# Records for processing:
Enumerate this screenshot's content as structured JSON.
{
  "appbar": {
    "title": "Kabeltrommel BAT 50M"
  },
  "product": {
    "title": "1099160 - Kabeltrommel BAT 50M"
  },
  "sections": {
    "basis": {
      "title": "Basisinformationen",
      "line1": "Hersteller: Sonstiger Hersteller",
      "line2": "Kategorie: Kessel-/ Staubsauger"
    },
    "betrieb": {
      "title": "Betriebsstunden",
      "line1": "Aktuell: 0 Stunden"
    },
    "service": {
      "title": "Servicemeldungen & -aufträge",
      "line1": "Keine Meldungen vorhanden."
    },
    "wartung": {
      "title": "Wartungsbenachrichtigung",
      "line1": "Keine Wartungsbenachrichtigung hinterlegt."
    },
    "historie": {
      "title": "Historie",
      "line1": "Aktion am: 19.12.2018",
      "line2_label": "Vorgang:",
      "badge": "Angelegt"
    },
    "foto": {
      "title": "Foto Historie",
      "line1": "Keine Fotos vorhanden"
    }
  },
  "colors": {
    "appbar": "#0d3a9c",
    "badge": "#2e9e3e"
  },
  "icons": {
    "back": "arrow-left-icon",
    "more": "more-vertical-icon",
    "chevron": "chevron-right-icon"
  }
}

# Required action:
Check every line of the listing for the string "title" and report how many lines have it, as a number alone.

# Task answer:
8